I don’t agree with a lot of what the paper claims, but it’s still a very interesting read, and I do recommend you at least take a look at it.
Here is what interested me the most:
1) One of the most significant issues confronting computer users, according to the paper, is the problem of bridging the gap between the physical and virtual worlds- “For most activities, most current systems make it too difficult to move the artefacts back and forth between these two worlds, the physical and virtual. Hence, the relevant documents, designs, etc. are isolated in one or the other, or split between the two.”
I think that is an excellent point. I am one of those people who has spent plenty of time online in my life, and the boundaries between what is virtually real and what is actually real have long since disappeared, even when it comes to human intimacy. It’s really all very ironic. Technology has not yet enabled us to experience human intimacy through computers, so our minds automatically evolve to start feeling intimacy through typed words and virtual pool. Amazing.

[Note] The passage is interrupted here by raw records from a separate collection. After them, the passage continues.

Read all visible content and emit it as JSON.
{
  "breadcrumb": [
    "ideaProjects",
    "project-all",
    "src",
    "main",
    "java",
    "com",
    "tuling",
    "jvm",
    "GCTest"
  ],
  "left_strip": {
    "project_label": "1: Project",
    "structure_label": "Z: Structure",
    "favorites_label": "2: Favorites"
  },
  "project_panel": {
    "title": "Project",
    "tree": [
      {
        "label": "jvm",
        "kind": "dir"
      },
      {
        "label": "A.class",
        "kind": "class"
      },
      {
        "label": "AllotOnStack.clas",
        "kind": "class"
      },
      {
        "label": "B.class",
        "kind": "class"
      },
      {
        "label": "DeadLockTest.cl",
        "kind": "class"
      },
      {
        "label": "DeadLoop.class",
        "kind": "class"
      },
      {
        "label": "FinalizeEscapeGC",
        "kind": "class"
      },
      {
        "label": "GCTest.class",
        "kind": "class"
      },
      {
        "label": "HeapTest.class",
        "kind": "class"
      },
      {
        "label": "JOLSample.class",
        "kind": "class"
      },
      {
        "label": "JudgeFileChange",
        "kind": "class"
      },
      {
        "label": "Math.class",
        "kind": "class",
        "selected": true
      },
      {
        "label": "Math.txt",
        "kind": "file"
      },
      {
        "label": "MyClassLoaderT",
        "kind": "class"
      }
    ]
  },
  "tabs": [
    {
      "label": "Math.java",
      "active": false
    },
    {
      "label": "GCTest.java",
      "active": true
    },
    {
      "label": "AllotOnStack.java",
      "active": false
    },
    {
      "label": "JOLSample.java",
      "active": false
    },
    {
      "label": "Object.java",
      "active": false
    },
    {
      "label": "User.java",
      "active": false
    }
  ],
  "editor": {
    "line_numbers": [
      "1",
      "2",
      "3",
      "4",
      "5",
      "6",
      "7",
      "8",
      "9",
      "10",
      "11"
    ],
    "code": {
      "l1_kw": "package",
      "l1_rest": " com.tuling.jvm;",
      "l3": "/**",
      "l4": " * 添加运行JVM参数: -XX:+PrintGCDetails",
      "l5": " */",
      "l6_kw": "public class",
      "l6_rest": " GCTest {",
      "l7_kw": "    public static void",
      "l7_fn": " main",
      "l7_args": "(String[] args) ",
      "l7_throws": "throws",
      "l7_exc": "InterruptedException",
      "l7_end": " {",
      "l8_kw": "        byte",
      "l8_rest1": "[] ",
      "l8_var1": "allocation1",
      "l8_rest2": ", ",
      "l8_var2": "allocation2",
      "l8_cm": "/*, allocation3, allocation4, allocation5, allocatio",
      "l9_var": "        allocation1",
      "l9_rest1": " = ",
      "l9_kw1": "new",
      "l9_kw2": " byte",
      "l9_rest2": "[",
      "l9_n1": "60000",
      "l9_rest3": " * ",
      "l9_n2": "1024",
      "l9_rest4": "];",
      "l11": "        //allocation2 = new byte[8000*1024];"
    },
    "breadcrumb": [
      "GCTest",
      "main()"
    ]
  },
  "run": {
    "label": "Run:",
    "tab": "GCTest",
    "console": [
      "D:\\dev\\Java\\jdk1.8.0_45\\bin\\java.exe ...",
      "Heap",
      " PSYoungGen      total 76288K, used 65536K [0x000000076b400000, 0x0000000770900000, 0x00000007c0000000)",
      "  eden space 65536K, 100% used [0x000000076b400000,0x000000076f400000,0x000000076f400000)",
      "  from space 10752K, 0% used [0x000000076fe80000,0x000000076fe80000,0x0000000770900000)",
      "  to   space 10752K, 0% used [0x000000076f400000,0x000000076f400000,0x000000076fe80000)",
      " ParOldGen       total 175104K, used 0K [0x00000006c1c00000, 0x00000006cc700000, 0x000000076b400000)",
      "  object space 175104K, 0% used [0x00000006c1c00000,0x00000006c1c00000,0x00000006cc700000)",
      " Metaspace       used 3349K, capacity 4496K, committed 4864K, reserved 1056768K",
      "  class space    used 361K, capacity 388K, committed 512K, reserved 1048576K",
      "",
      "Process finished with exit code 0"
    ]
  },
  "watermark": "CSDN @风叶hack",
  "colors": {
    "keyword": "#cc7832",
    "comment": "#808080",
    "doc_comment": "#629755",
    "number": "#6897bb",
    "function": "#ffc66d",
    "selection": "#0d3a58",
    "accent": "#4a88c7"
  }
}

2)Moore’s Law states that the number of transistors that can fit on a chip will double every 18 months. The graph simplifies this to simply state that there will be more technology tomorrow than there is today.
Below are two graphs studying the growth of functionality and the growth of technology:
God’s Law states that the capacity of human beings is limited and does not increase over time. Stated more simply, the law says that our neurons do not fire any faster, our memory doesn’t increase in capacity, and we do not learn or think faster as time progress. On the contrary- we get stupider until we die.
So what do we do when our mental capacity stay stable while technology sky rockets?
The paper goes on to explain that the root of our current design problems by relating the growth of functionality to human capability.
3) Another very interesting point introduced was the relation between convenience(multi-tool) and convenience(bulk). The research uses an important object in our popular culture- the Swiss Army Knife.
By virtue of having a range of tools such as a nail file, bottle opener, cork screw, scissors and a knife blade embedded in it, the Swiss Army Knife is a single device that can perform a wide range of functions. However, as the number of tools in the knife increases, so does its weight and bulk. The convenience, and thus the likelihood of carrying it around, are therefore reduced proportionally.
Like I said, it’s an interesting article. It’s worth a read if you have time. Read it here.